Nagasaki Atomic Bomb Survivor Ran New York City Marathon
Ryoji Nakamura (Died in 2020 at age 87)
12 years old at the bombing. 1.2 km from ground zero.
Edited by Yoshiko Nakamura from his essay in the book “No More Hibakusha(Atomic Bomb Victims)” published in 1995
The sound of B29 never ceases in my ears
It was clear and hot on the morning of August 9th, 1945. The air-raid siren went off but soon stopped. I came out of the muggy shelter with other people. I was twelve years old. I went catching the cicadas at the hill near Zenza National School, came home, and was taking a break upper body naked. Then, I heard the buzzing sound of B-29, which we were familiar with by that time.
At the next moment, a strong light flashed, and the house crushed over me. I thought I would die under debris in the darkness, but my mother pulled my legs and helped me out. When we looked down the city from the hill, all the buildings were collapsed, all the roads were covered with debris.
I evacuated to Zenza National School with my mother and two sisters with my leg and arm seriously injured. We spent the night in the shelter in front of the school. At night, we saw the whole city of Nagasaki was on red fire. The next day, I received first aid with red Mercurochrome near the Shotoku Temple and was brought to Katsuyama National School. I laythere for a few days side by side with blackened dead bodies. My youngest sister was found under the house dead on the 10th.
About a month before the bombing, a B-29 airplane scattered flyers, “Nagasaki, Sweet City of Flowers, But becomes a City of Ashes in July or August” I never imagined it would come true.
A City in Ruins, A Life Forever Changed
I had seven siblings. My mother and four siblings were affected by the bomb. The two were at a relative’s house outside of Nagasaki. My father was in China at war and came home four years after the war was over.
On the 14th, we moved to my mother’s relative’s house in the countryside of Takagi-Cho, Isahaya City. From the train on the way, I saw lots of black corpses piled up floating down under the Ohashi bridge of the Urakami River. On the 15th, the adults were weeping, who heard about Japan‘s defeat in the war. I was scared, but finally got treatment for my injured left leg and arm.
In October, I was able to walk again and got to the school in the area. I was happy that I could study. I couldn’t during the war. My family couldn’t afford for me and my siblings to go to high school. I started working at Mitsubishi Electric Company at age 15 and attended night programs at Isahaya High School after work. I finally got the certificate after two challenging years.

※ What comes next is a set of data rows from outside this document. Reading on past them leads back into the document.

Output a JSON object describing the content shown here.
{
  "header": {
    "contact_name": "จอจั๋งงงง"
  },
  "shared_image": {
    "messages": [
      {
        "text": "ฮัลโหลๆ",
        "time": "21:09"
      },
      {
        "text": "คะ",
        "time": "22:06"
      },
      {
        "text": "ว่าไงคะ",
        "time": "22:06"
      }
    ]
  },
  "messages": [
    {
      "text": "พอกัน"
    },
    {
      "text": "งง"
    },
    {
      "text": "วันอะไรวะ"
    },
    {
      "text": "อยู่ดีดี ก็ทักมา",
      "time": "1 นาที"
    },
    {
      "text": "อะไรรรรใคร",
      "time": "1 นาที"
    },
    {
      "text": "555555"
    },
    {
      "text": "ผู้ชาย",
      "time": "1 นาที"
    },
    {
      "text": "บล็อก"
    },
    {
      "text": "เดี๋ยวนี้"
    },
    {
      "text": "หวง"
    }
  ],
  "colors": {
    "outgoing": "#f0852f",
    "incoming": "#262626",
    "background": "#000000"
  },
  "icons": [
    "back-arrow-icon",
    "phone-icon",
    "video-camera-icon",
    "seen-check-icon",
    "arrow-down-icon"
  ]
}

I struggled a lot to build my life, but it was a blessing that I didn’t suffer from the after-effects of the atomic bomb even I was at a 1.2 km distance from ground zero.
I worked at Mitsubishi for 45 years and retired in 1993. I started running after that to cure my diabetes. I ran some international races abroad. In November 2001, I joined New York City Marathon just after 9.11. I saw the twin towers of the Trade Center were gone. After I finished the race, I raised my voice, “Peace from Nagasaki!”. Many runners from around the world came to me, and we held each other’s shoulders, which was my beautiful memory. I felt I brought a message about peace from Nagasaki.
Some high school students in Nagasaki started a movement of collecting ten thousand signatures, bringing it to the United Nations to appeal for the abolition of nuclear weapons. Wonderful! I believe the main role of the UN is to make world peace by accomplishing coexisting and co-prosperity. I expect the leadership of the UN to strive to end the conflicts of the world to attain peace. We, the survivors, and other peoples in the world have been longing for it.
August 2023, the film Oppenheimer is on around the world. I ask you to read the testimonies of the hibakusha, survivors of atomic bombs after you watch the film. Think about who suffered, the women protecting homes without their husbands, the children, the sick, and the elderly. The same tragedy could happen again in our time. by Yoshiko Nakamura